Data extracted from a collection

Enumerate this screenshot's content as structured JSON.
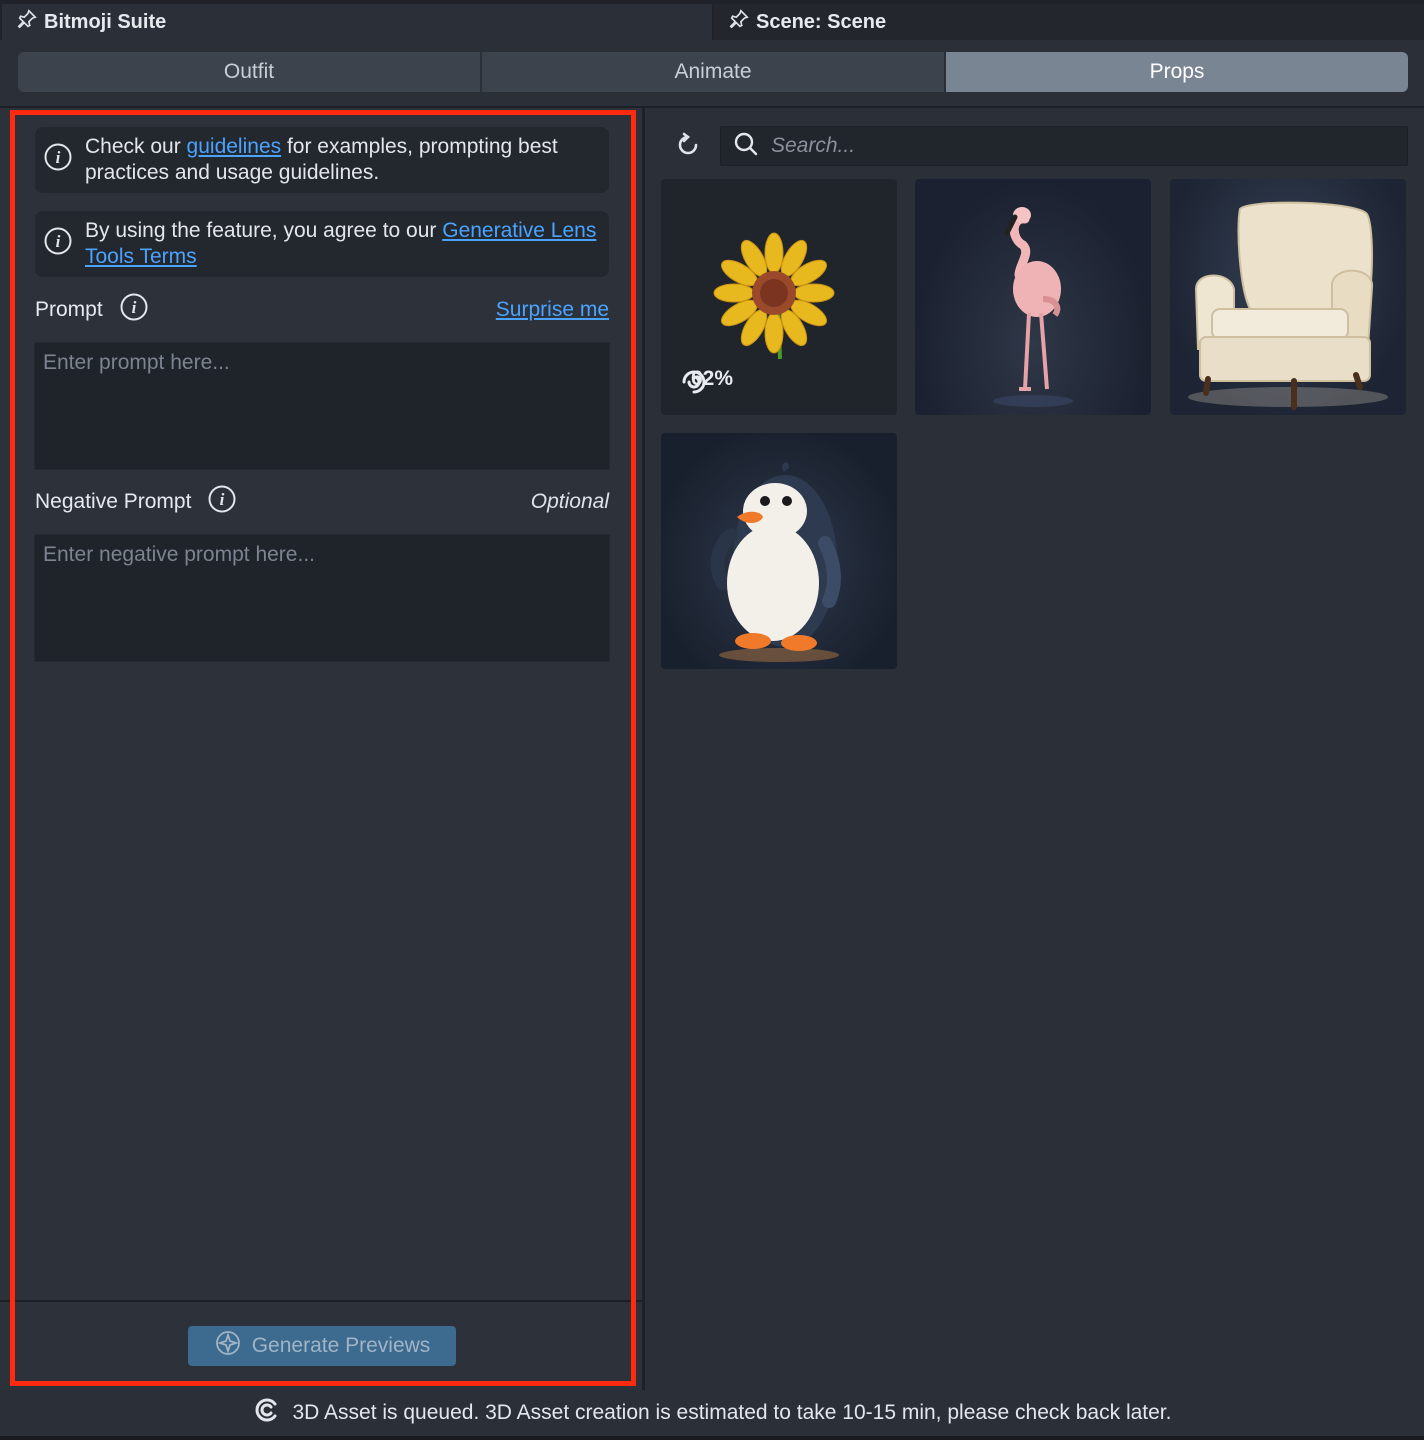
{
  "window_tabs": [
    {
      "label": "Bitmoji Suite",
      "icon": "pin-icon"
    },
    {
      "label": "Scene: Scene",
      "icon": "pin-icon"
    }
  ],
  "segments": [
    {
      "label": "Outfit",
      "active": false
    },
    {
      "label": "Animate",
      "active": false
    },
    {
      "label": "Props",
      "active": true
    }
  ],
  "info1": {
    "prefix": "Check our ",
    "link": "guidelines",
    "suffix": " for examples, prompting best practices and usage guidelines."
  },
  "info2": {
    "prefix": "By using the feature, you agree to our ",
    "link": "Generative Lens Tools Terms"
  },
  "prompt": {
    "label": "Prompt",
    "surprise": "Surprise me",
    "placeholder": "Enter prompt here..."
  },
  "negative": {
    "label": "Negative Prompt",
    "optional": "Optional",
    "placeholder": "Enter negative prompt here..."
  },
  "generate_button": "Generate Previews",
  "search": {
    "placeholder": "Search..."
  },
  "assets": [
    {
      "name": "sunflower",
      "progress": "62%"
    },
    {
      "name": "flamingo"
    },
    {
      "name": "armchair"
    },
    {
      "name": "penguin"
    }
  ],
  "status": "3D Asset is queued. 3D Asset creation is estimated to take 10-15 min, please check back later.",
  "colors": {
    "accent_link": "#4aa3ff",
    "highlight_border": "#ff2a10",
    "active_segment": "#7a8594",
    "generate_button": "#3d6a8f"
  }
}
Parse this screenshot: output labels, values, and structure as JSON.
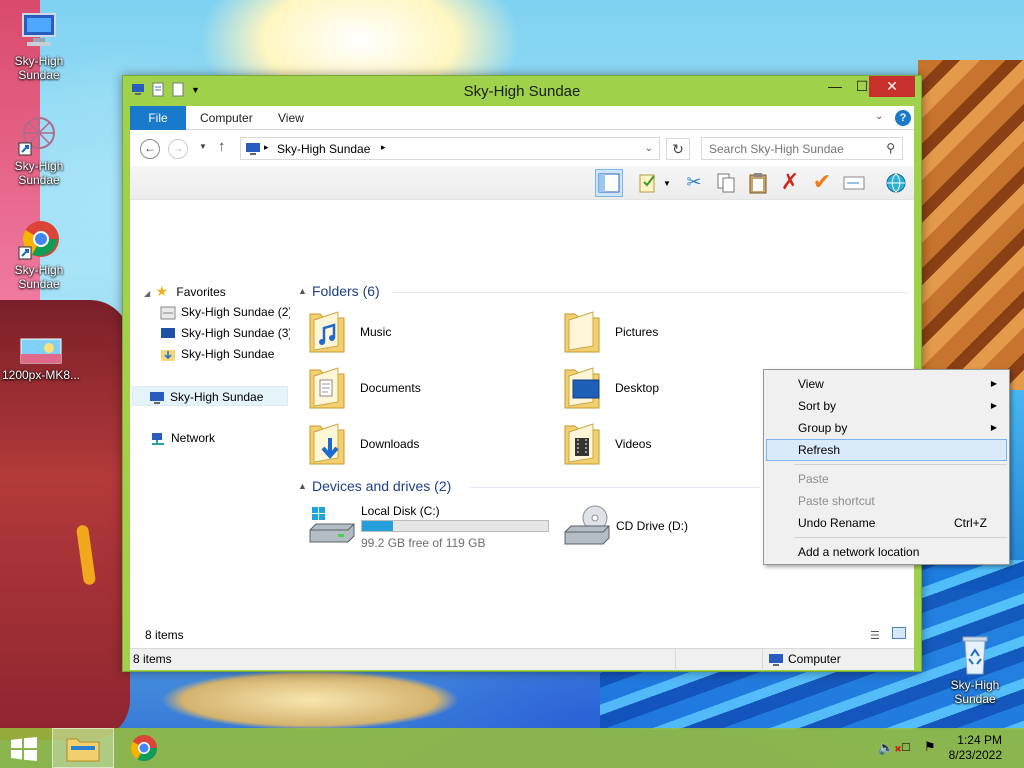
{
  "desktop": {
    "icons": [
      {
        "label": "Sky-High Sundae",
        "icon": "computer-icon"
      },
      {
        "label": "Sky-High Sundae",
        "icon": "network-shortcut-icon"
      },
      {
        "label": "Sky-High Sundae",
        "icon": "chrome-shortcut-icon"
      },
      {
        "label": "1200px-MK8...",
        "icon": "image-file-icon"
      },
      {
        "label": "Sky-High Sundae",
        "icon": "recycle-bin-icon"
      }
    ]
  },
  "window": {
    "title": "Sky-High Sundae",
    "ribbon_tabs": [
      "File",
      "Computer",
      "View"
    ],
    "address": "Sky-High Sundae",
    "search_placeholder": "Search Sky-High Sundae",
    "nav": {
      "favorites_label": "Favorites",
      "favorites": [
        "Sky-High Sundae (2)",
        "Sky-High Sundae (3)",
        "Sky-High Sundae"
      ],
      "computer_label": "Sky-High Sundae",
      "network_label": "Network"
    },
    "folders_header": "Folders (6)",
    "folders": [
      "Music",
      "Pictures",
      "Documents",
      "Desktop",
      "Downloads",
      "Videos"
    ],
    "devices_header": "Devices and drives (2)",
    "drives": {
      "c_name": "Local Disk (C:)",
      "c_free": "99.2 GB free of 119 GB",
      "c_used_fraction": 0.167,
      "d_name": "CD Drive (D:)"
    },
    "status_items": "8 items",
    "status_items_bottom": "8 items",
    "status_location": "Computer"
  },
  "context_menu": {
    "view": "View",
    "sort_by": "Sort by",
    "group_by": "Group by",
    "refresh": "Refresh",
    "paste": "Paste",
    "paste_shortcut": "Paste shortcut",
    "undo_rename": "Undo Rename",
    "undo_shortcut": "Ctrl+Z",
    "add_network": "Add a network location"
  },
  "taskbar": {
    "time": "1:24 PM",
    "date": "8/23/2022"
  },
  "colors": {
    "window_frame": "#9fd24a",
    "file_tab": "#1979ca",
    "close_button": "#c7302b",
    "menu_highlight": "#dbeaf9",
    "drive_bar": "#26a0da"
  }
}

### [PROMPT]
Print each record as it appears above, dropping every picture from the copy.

### [TASK OUTPUT]
Enumerate this screenshot's content as structured JSON.
{
  "window_tabs": [
    {
      "label": "Bitmoji Suite",
      "icon": "pin-icon"
    },
    {
      "label": "Scene: Scene",
      "icon": "pin-icon"
    }
  ],
  "segments": [
    {
      "label": "Outfit",
      "active": false
    },
    {
      "label": "Animate",
      "active": false
    },
    {
      "label": "Props",
      "active": true
    }
  ],
  "info1": {
    "prefix": "Check our ",
    "link": "guidelines",
    "suffix": " for examples, prompting best practices and usage guidelines."
  },
  "info2": {
    "prefix": "By using the feature, you agree to our ",
    "link": "Generative Lens Tools Terms"
  },
  "prompt": {
    "label": "Prompt",
    "surprise": "Surprise me",
    "placeholder": "Enter prompt here..."
  },
  "negative": {
    "label": "Negative Prompt",
    "optional": "Optional",
    "placeholder": "Enter negative prompt here..."
  },
  "generate_button": "Generate Previews",
  "search": {
    "placeholder": "Search..."
  },
  "assets": [
    {
      "name": "sunflower",
      "progress": "62%"
    },
    {
      "name": "flamingo"
    },
    {
      "name": "armchair"
    },
    {
      "name": "penguin"
    }
  ],
  "status": "3D Asset is queued. 3D Asset creation is estimated to take 10-15 min, please check back later.",
  "colors": {
    "accent_link": "#4aa3ff",
    "highlight_border": "#ff2a10",
    "active_segment": "#7a8594",
    "generate_button": "#3d6a8f"
  }
}
Parse this screenshot: output labels, values, and structure as JSON.
{
  "desktop": {
    "icons": [
      {
        "label": "Sky-High Sundae",
        "icon": "computer-icon"
      },
      {
        "label": "Sky-High Sundae",
        "icon": "network-shortcut-icon"
      },
      {
        "label": "Sky-High Sundae",
        "icon": "chrome-shortcut-icon"
      },
      {
        "label": "1200px-MK8...",
        "icon": "image-file-icon"
      },
      {
        "label": "Sky-High Sundae",
        "icon": "recycle-bin-icon"
      }
    ]
  },
  "window": {
    "title": "Sky-High Sundae",
    "ribbon_tabs": [
      "File",
      "Computer",
      "View"
    ],
    "address": "Sky-High Sundae",
    "search_placeholder": "Search Sky-High Sundae",
    "nav": {
      "favorites_label": "Favorites",
      "favorites": [
        "Sky-High Sundae (2)",
        "Sky-High Sundae (3)",
        "Sky-High Sundae"
      ],
      "computer_label": "Sky-High Sundae",
      "network_label": "Network"
    },
    "folders_header": "Folders (6)",
    "folders": [
      "Music",
      "Pictures",
      "Documents",
      "Desktop",
      "Downloads",
      "Videos"
    ],
    "devices_header": "Devices and drives (2)",
    "drives": {
      "c_name": "Local Disk (C:)",
      "c_free": "99.2 GB free of 119 GB",
      "c_used_fraction": 0.167,
      "d_name": "CD Drive (D:)"
    },
    "status_items": "8 items",
    "status_items_bottom": "8 items",
    "status_location": "Computer"
  },
  "context_menu": {
    "view": "View",
    "sort_by": "Sort by",
    "group_by": "Group by",
    "refresh": "Refresh",
    "paste": "Paste",
    "paste_shortcut": "Paste shortcut",
    "undo_rename": "Undo Rename",
    "undo_shortcut": "Ctrl+Z",
    "add_network": "Add a network location"
  },
  "taskbar": {
    "time": "1:24 PM",
    "date": "8/23/2022"
  },
  "colors": {
    "window_frame": "#9fd24a",
    "file_tab": "#1979ca",
    "close_button": "#c7302b",
    "menu_highlight": "#dbeaf9",
    "drive_bar": "#26a0da"
  }
}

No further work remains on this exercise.